Blackguard is due to release their new album, Storm, in the spring of 2013 via Victory Records. Continue Reading

By Carl Begai

I’m going to preface this with a head’s up:

The following piece is my opinion, and as such it is neither wrong nor right. That said, if you feel the urge to respond to it because I’ve somehow insulted nine generations of your family and called into question your Nightwish fanboy/girl-ship, please do so intelligently. I don’t mind a conflicting view at all, so long as the person offering it put some thought into it and doesn’t need to rely on name-calling and bullshit attitude. This isn’t Bladdermouth.

Lotsa love. Read on…

So, it seems Nightwish is minus another singer. Anette Olzon (pictured above), replacement for original vocalist Tarja Turunen, became a part of the band’s history as of October 1st, 2012 and they’re supposedly better for it if the official press release is to be believed. There’s no reason why it shouldn’t be. Unfortunately, Nightwish is now faced with the unenviable task of doing damage control and explaining why the woman they touted and defended left and right as Turunen’s ideal replacement was given the boot.

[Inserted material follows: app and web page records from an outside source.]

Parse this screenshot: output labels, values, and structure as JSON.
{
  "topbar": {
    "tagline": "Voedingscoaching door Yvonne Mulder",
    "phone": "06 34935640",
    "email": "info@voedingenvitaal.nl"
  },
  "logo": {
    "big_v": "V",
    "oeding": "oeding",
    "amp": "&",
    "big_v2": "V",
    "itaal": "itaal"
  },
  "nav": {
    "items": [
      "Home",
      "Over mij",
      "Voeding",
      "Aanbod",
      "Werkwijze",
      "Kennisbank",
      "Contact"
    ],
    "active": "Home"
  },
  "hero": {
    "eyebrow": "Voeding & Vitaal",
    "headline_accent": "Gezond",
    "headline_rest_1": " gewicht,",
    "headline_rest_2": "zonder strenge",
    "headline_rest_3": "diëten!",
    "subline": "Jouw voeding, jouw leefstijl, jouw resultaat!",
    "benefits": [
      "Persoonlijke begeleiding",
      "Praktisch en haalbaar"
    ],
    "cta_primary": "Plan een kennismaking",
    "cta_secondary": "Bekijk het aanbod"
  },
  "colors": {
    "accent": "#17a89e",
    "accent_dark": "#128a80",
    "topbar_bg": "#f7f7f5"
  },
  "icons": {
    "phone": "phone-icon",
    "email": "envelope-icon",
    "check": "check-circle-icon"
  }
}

Olzon’s haters are, of course, celebrating with thoughts and babble of a reunion with Turunen. Who knows? It may happen, especially now that we have the technology to preserve snowballs in hell, but I doubt it. And with the positive buzz surrounding ex-After Forever singer Floor Jansen’s performance filling in, this may well be a learning-by-doing audition. The fact remains, however, that Olzon was a part of two solid albums that turned the band into a bigger deal than when Lady Tarja was with them, so whatever the follow-up may be it has to be a home run of cosmic proportions or the band is finished (in my humble opinion).

As for the reasons behind Olzon’s seemingly blink-of-an-eye ejection from her day job, the fans are going to be treated with two versions of the truth over the next several months. Chances are there were little issues between Olzon and her former bandmates that got tensions brewing to begin with – no band is immune to internal conflict – but there’s no doubt in my mind that her reaction to being temporarily replaced for the September 28th show in Denver, Colorado is what smashed the camel’s back to splinters. Continue Reading

Anyone who knows me knows where I stand on the subject of downloading music illegally. In a nutshell, trying to convince me that it’s okay – or even a good thing – is a surefire way to get an invitation to fuck off and die. Painfully. Unfortunately, standing on my iron soapbox yelling “Keyboard Warrior baaaaaaad!” doesn’t really get the message across a lot of the time, probably because I’m a journalist and supposedly we’re all a bunch of spoiled elitist snobs.

That said, Alissa White-Gluz of the Montreal band The Agonist recently posted a breakdown of what bands go through to make a so-called living with their art. I suggest that anyone who claims to be a fan of metal and music in general take a look at her words below. It’s a feast for thought.

For the kiddies, I hope it’s an eye-opener that sticks to the insides of your heads. For the adults that should know better, choke on it and start buying your music, you thieving scum.

“Here’s a little insider info just to clarify, since a lot of people don’t understand how the industry now works. We would feel bad divulging this kind of info and shattering the dream, but a lot of metal musicians seem to be doing it nowadays so I think we’re ok to do so as well.

Why are we asking you to buy the album? We don’t see money from album sales. We have never seen a single royalty penny. But, if your band is known to sell a lot of albums, especially in the first week of release, you get more offers for tours, therefore making it more possible to play to more fans.

Ticket Money: As an opener, we do not see any money from ticket sales or have any control over ticket price. As a headliner we rarely see any money from ticket sales as well.

YouTube: If you think we are making money off of YouTube plays, check out who’s channel our videos are on (Hint: It ain’t our channel!;)) Again, we’ve never seen a penny from YouTube plays. Continue Reading